Material for this exercise →
+--
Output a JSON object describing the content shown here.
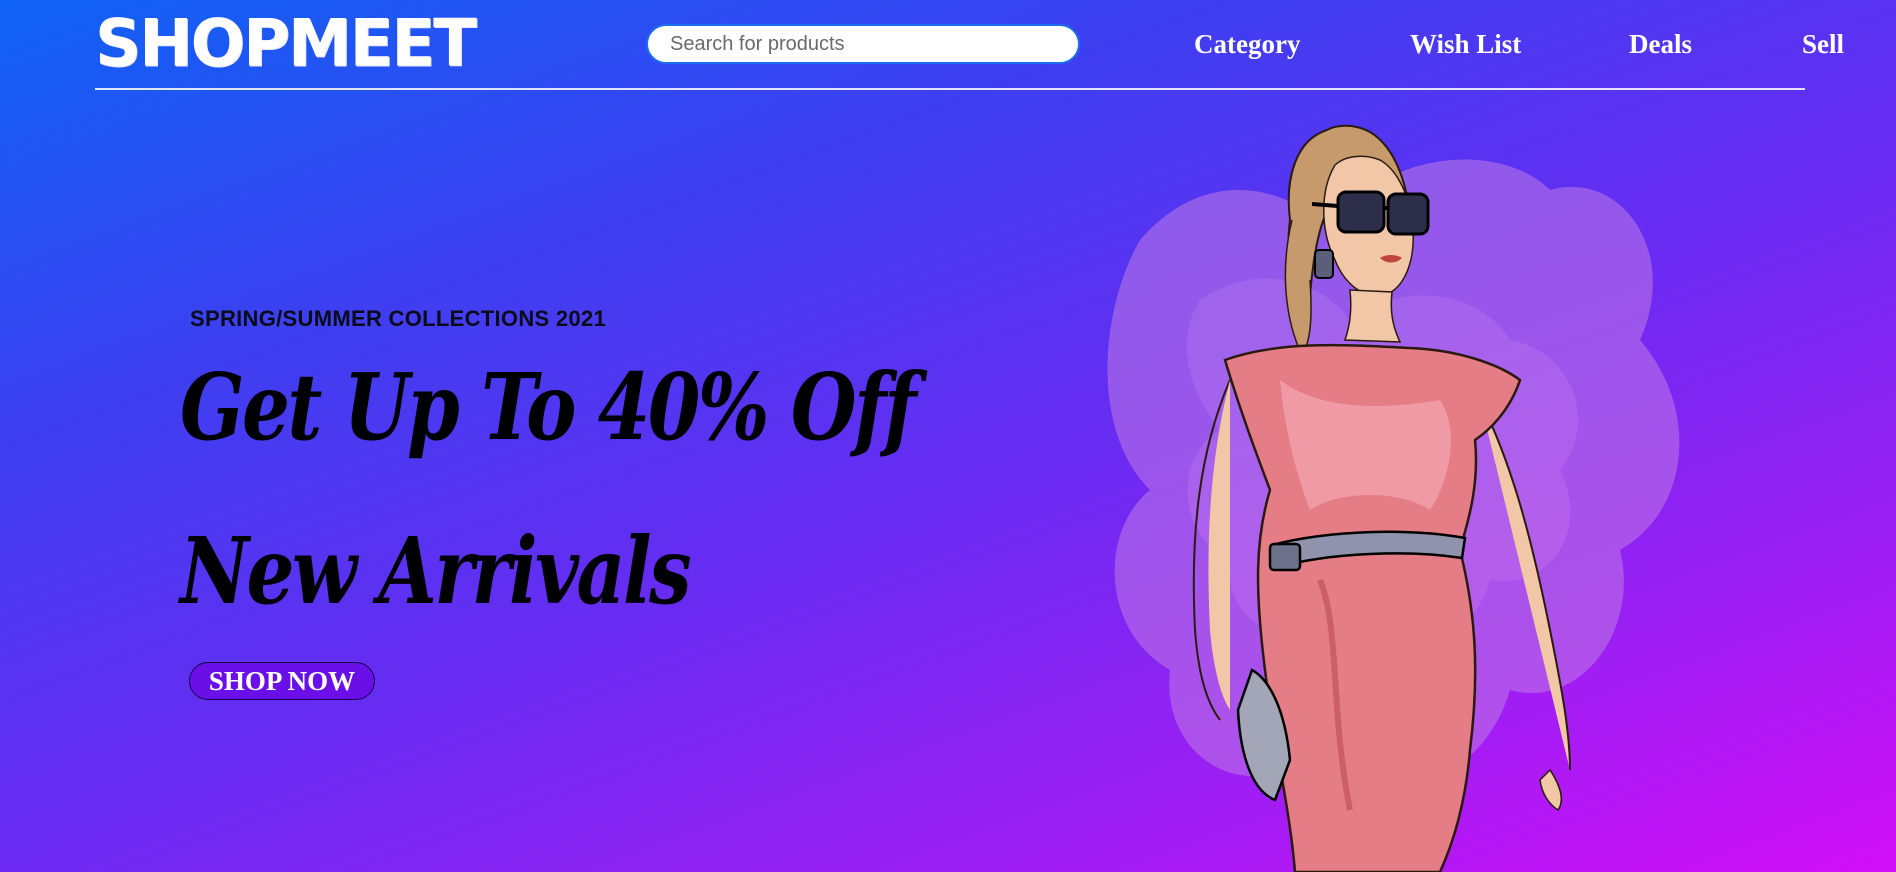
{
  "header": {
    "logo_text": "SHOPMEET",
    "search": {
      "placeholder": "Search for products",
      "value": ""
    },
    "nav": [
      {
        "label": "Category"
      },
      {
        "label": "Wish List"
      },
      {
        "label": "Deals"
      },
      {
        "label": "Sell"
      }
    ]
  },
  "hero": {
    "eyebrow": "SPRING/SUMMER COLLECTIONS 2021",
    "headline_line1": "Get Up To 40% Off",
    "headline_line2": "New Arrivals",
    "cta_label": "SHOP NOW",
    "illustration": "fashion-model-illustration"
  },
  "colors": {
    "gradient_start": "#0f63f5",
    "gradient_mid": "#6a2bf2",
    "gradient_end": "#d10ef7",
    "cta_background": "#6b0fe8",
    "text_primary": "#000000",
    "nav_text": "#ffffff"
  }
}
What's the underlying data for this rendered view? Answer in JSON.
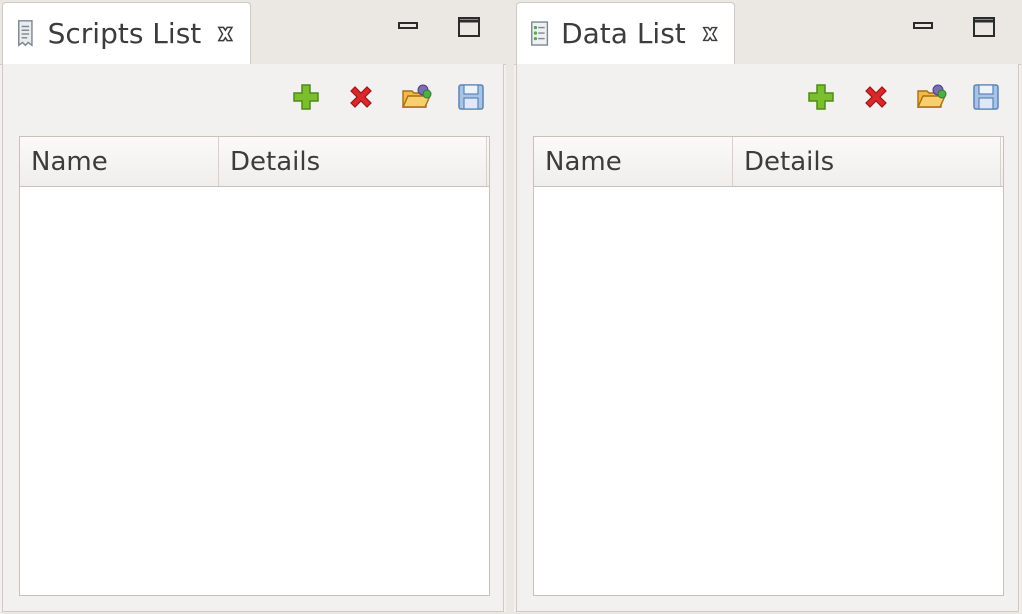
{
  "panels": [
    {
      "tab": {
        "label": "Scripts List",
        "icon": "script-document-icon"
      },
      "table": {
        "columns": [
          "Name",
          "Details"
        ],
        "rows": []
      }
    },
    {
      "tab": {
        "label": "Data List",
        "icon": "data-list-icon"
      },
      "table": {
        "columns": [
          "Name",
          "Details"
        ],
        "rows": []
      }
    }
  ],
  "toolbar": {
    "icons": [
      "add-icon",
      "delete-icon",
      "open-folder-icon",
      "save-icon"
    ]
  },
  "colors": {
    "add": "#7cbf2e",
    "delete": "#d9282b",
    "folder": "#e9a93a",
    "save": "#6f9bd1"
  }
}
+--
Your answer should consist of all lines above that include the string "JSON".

Output a JSON object describing the content shown here.
What's the underlying data for this rendered view? Answer in JSON.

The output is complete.